enable configure terminal no spanning-tree vlan 1 interface g0/1 switchport mode access switchport access vlan 1 spanning-tree bpdufilter enable exit interface f0/8 switchport mode access switchport access vlan 1 spanning-tree bpdufilter enable exit
Then send out a broadcast ping, and you will find a broadcast storm actually occurs. While trying this, I didn’t have the bpdufilter enabled at first, and the access switch quickly disabled the port. To stop the loop/storm, just disable one of the ports, or pull one of the cables to break the loop. This brings up another useful security feature on the Cisco switches, Storm Control. I’ll go back to the access switch, and enable that feature:
enable configure terminal interface range g0/1-44 storm-control broadcast level 20
I typed that command in during a broadcast storm caused by the switching loop, and as soon as I hit enter, the storm ended. The command will drop all broadcast traffic if the broadcast traffic reaches a level of 20% of the traffic on the port. It could also be set in packets per second, or bits per second. There you have it, you can accidentally/intentionally create a switching loop. By using storm-control you can stop the issue from escalating too much. Just remember to use BPDU filter carefully.

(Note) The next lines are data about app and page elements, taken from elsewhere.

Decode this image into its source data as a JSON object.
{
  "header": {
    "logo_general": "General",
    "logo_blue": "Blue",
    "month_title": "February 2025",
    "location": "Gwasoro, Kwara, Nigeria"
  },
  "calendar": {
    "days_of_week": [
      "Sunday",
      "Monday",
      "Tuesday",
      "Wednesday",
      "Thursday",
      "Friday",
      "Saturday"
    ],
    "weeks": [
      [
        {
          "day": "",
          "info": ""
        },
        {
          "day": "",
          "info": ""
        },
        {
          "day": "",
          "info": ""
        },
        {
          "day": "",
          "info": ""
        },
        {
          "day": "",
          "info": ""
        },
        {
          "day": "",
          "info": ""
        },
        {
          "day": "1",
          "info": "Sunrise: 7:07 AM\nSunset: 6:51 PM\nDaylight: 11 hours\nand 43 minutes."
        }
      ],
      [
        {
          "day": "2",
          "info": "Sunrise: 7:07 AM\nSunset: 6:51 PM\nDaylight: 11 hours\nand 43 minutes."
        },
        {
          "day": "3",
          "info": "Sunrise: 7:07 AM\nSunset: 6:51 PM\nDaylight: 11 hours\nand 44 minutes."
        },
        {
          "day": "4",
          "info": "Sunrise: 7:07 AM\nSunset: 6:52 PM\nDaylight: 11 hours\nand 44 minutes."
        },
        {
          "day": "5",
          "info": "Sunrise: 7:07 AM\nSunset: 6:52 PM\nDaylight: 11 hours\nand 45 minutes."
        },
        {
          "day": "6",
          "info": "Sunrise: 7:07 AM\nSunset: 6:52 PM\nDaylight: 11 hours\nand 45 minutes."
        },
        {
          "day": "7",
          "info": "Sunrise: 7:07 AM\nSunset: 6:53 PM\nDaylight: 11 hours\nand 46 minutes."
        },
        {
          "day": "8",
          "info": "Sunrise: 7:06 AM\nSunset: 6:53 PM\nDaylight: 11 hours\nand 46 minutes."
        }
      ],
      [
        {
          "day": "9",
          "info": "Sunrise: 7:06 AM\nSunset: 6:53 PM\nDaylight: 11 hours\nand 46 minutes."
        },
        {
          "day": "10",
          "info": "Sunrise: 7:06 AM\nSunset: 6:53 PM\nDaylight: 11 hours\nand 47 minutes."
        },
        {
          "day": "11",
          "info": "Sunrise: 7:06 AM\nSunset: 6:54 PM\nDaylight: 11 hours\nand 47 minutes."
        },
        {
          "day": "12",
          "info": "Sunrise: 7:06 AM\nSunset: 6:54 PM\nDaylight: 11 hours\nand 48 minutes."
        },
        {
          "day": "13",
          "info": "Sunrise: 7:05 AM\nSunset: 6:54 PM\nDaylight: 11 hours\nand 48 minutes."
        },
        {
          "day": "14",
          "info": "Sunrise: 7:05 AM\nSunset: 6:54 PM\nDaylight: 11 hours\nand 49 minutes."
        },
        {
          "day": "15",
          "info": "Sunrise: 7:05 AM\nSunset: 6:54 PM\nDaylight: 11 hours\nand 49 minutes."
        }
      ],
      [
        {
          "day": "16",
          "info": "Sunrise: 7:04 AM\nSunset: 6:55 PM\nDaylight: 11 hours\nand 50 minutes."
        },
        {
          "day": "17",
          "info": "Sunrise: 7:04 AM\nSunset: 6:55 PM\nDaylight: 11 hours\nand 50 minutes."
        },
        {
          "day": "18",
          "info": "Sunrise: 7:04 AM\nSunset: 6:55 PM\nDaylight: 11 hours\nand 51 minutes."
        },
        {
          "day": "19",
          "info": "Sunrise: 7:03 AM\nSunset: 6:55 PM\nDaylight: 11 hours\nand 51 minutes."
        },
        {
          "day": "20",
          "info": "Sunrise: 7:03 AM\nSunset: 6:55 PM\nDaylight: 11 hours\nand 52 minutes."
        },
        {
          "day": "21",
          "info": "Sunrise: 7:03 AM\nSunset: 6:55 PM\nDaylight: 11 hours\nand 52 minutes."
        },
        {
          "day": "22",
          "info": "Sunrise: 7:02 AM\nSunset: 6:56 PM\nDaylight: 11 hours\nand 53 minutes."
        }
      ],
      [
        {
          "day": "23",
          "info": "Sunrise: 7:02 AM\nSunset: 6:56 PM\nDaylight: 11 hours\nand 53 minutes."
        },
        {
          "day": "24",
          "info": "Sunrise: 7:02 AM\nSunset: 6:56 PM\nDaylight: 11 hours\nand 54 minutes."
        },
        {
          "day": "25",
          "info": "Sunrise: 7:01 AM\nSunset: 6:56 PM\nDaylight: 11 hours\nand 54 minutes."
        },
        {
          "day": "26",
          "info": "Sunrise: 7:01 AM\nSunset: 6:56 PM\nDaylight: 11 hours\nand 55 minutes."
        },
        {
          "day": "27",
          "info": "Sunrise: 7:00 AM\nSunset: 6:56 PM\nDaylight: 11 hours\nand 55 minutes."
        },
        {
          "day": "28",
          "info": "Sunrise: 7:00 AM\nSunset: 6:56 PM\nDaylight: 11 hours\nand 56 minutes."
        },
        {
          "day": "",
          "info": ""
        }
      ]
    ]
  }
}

Since I’m studying for an exam, I’ll touch on three more features, two utilize the DHCP snooping database to prevent attackers from wreaking havoc on a network. First there is DAI – Dynamic ARP Inspection, which compares incoming ARP packets against the DHCP snooping database, to verify that the IP address and MAC Address match. This feature would stop someone from overflowing the CAM table (and so would port security). It also allows the administrator to specify a maximum rate of ARP packets to allow in. Second there is IP Source Guard, which is very similar to DAI, except it looks at all of the packets source MAC addresses, where as DAI only watches ARP Packets. Thirdly there is Port Security. Port security in many cases would prevent a rogue switch from causing a broadcast storm, in addition to CAM table overflow attacks. During a broadcast storm caused by a rogue switch, all of the broadcast packets should be looping through that switch, and chances are there will eventually be more than one source mac address in that loop, which port-security would notice, and shutdown the port. I’m only going to enable IP Source Guard, (not both IP Source Guard and DAI), and port security. To do this type:
enable configure terminal interface range g0/1 - 44 switchport port-security violation protect switchport port-security maximum 3 switchport port-security mac-address sticky ip verify source port-security
A few notes on some options for the above. The switchport port-security violation command has 4 options: protect Drops the packets from the unlisted source address, and allows the rest of the traffic through restrict Drops the packets from the unlisted source address, and allows the rest of the traffic through, plus generates log messages shutdown Shuts the port down
Since I had these switches up and running, the other thing I wanted to try, is link aggregation between a Netgear M4100, and a Cisco 2960g. It turns out that is ridiculously easy. In this example, I have ports 25 and 26 on the Netgear switch wired to ports 45 and 46 on the 2960g. On the cisco IOS console, type:
enable configure terminal interface range g0/45 - 46 channel-group 1 mode active exit exit
That puts ports 45 and 46 into channel group 1. The word active sets the interfaces to negotiate the link aggregation protocol using LACP which is standardized, as opposed to PAgP, which is a Cisco proprietary protocol. The on the Netgear Switch, it is very similar:
configure interface 0/25-0/26 addport lag 1
That’s it, now you can unplug one of the cables, and the link will stay up, and it will do some load-balancing.
While I have these switches, I thought I would take some photos of the inside. The 2960g access layer switch
The 2960PD, which is pretty cool, it has no power supply, and runs on power supplied via POE. Unfortunately it does not have POE pass through like the Ubiquiti Nano Switch, but it is managed.